As much butter as you’re comfortable with
One head of cabbage (optional but not really)
2 tbsp. sugar
What you’ll do:
Peel and chop the potatoes into uniform pieces. Bring to a boil in heavily salted water.
Meanwhile, dice the onions. Put a bunch of butter in a sauté pan. Caramelize those babies. Get them nice and golden.
Drain potatoes. Put them back in the soup pot. Pour in onions AND all that glorious butter. Do not neglect the butter. IMPORTANT: do not put your onion pan in the dishwasher yet. You’re going to use all that oniony goodness to flavor your cabbage.
Pour a decent amount of milk into the potato and onion mixture. Keep adding milk as you use an immersion blender (or just a regular blender) to bring the soup to the consistency you desire.
Dump in the shredded cheese and put the soup on simmer to let everything come together. Salt and pepper liberally. Add milk if it’s too thick.
Put more butter in your onion pan. As it melts, scrape up any of that nice onion char from the bottom of the pan. Core the cabbage and chop into 1-inch shreds. Place the cabbage into the pan and use your hand or tongs to try to coat as much of it as possible with the butter.
Sprinkle in 2 tbsps. of sugar (or more), a lot of salt (or more), a lot of pepper (or more), and about half of a drinking glass of water. Place lid on pan and steam the cabbage at high heat. Stirring occasionally until your cabbage has the bite (or lack thereof) that you prefer.
Serve potato soup with cabbage on the top of it!
Think about your life and have some pretty profound realizations as you enjoy the best soup ever.
*Results may vary.
Thanks, Ashley, for a memorable night full of comfort food and comfort in general!

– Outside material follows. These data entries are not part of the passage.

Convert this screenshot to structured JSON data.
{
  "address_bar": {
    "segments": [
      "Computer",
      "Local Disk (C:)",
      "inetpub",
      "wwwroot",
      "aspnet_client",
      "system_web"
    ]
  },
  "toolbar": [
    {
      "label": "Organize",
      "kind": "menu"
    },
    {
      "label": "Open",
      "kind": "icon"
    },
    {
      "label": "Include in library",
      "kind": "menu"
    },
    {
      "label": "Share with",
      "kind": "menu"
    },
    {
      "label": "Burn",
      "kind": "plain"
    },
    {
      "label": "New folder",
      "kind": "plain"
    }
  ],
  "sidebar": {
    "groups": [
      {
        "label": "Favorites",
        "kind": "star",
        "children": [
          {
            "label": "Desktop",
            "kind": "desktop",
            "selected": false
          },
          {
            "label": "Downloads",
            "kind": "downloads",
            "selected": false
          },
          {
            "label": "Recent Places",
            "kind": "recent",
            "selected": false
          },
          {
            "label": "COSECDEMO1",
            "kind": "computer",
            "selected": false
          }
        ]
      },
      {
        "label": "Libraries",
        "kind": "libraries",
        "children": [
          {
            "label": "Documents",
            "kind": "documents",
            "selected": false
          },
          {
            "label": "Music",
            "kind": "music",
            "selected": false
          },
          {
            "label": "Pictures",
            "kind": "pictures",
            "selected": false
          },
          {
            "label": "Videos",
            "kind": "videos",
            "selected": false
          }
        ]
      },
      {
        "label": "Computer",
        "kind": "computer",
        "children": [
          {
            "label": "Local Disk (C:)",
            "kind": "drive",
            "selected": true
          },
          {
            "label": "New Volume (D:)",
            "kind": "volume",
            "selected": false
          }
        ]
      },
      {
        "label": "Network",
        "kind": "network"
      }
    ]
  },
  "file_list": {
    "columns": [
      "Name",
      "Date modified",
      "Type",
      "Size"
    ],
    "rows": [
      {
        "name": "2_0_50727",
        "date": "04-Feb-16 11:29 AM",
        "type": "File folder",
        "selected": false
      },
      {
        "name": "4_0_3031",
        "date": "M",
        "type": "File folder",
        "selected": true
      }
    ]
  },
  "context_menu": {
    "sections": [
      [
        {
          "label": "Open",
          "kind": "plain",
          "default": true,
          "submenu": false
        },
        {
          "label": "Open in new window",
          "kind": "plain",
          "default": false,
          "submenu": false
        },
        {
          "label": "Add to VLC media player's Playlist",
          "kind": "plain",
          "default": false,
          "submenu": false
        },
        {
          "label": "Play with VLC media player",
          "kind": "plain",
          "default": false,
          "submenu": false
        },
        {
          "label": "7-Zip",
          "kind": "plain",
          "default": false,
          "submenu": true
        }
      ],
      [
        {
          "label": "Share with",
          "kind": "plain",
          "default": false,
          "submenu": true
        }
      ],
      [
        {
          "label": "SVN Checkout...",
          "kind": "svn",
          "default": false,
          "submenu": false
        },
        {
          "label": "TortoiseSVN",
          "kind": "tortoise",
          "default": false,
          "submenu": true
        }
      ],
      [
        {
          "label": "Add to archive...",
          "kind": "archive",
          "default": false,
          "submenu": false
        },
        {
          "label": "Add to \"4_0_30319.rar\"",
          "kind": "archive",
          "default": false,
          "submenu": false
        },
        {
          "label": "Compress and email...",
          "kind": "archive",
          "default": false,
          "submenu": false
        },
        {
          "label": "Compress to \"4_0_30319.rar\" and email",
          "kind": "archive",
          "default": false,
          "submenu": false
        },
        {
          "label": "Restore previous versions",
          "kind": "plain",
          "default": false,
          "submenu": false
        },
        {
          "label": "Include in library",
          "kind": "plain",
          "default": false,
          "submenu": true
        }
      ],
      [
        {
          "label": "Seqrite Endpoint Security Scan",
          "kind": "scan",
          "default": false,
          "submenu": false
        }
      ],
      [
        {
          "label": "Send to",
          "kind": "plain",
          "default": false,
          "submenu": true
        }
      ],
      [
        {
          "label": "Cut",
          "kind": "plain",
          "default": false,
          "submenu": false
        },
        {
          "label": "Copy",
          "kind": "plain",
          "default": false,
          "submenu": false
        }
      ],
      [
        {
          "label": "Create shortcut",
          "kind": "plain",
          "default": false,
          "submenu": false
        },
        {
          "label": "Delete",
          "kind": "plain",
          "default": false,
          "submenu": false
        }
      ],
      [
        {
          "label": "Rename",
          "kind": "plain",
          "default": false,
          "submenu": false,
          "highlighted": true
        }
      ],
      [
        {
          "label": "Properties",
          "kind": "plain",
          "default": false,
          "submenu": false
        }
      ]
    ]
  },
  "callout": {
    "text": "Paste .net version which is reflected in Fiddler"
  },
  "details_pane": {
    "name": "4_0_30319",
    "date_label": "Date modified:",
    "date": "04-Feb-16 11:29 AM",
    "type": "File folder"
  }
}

As is our tradition, we ended the evening in the best way possible: with one of the